A high diet quality is associated with lower incidence of cardiovascular events in the Malmö diet and cancer cohort.

Hlebowicz J, Drake I, Gullberg B, Sonestedt E, Wallström P, Persson M, Nilsson J, Hedblad B, Wirfält E - PLoS ONE (2013)

Kaplan-Meier curves of cardiovascular event-free survival by categories of DQI-SNR score among women (n = 10 186) in the Malmö Diet and Cancer cohort (1991–2008).Analysis time was cut-off at 16 years of follow-up.
© Copyright Policy
Related In: Results  -  Collection

Show All Figures
getmorefigures.php?uid=PMC3733649&req=5

pone-0071095-g002: Kaplan-Meier curves of cardiovascular event-free survival by categories of DQI-SNR score among women (n = 10 186) in the Malmö Diet and Cancer cohort (1991–2008).Analysis time was cut-off at 16 years of follow-up.
Mentions: Survival curves for the three categories of DQI-SNR score are shown in Figure 1 for men and Figure 2 for women. Significant trends of decreased risk were seen across the DQI-SNR score categories for both men and women (Table 2). Inclusion of waist circumference, smoking, leisure time physical activity, and alcohol consumption in the analysis did not substantially change the associations (Table 2). When examining the full cohort (i.e., without exclusions), both men and women with high scores had decreased risk of CV events, compared to those with low scores (data not shown), but these risk estimates were weaker (especially in women), compared to the main analysis.

Bottom Line: Cox proportional hazard regression was used to model associations between index score categories and index components with risk of incident CV events, with adjustment for potential confounders.In multivariate analysis, the risk reduction was 32% (hazard ratio = 0.68, 95% confidence interval: 0.49-0.73) in men and 27% (hazard ratio = 0.73, 95% confidence interval: 0.59-0.91) in women.When examined separately and mutually adjusted for each other, the individual components were either not associated with CV risk or marginally decreased risks were seen.

View Article: PubMed Central - PubMed

Affiliation: Center for Emergency, Skåne University Hospital, Malmö, Sweden.

ABSTRACT

Aims: To investigate if diet quality is related to incidence of cardiovascular (CV) events.

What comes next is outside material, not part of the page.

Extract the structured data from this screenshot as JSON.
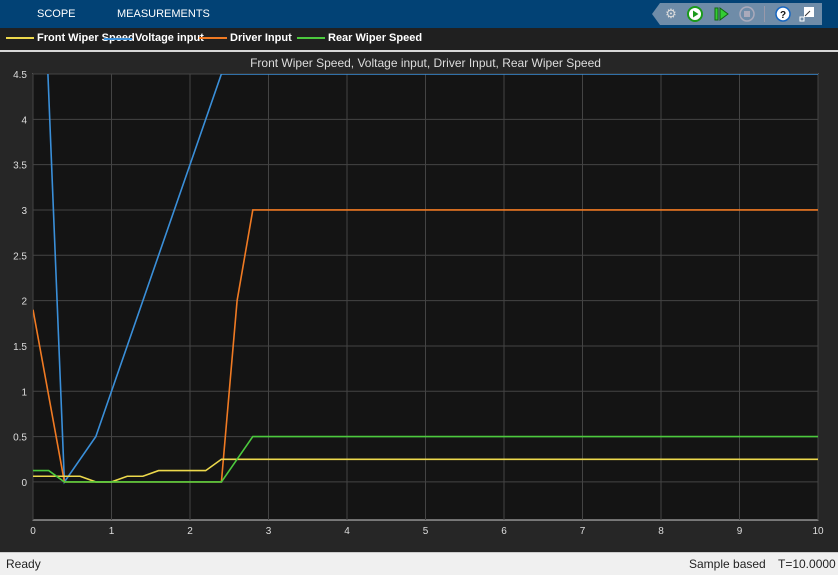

Subjects and methods: A diet quality index based on the 2005 Swedish Nutrition Recommendations and the Swedish Dietary Guidelines was created and included six dietary components: saturated fatty acids, polyunsaturated fatty acids, fish and shellfish, dietary fiber, fruit and vegetables, and sucrose. The index ranked 17126 participants (59% women) of the population-based Malmö Diet and Cancer cohort (Sweden) on their dietary intakes. Total index score was categorized as low, medium or high. Cox proportional hazard regression was used to model associations between index score categories and index components with risk of incident CV events, with adjustment for potential confounders. The incidence of first CV events (non-fatal or fatal myocardial infarction or ischemic stroke or death from ischemic heart disease) was monitored from baseline (1991-1996) until December 31, 2008; 703 CV events occurred in women and 1093 in men.

Results: A high diet quality was associated with decreased risk of CV events when compared to a low diet quality. In multivariate analysis, the risk reduction was 32% (hazard ratio = 0.68, 95% confidence interval: 0.49-0.73) in men and 27% (hazard ratio = 0.73, 95% confidence interval: 0.59-0.91) in women. When examined separately and mutually adjusted for each other, the individual components were either not associated with CV risk or marginally decreased risks were seen.

Conclusion: High quality diets in line with current recommendations may reduce the risk of CV events. This study illustrates the importance of considering a combination of dietary factors when evaluating diet-disease associations.

Show MeSH
Related in: MedlinePlus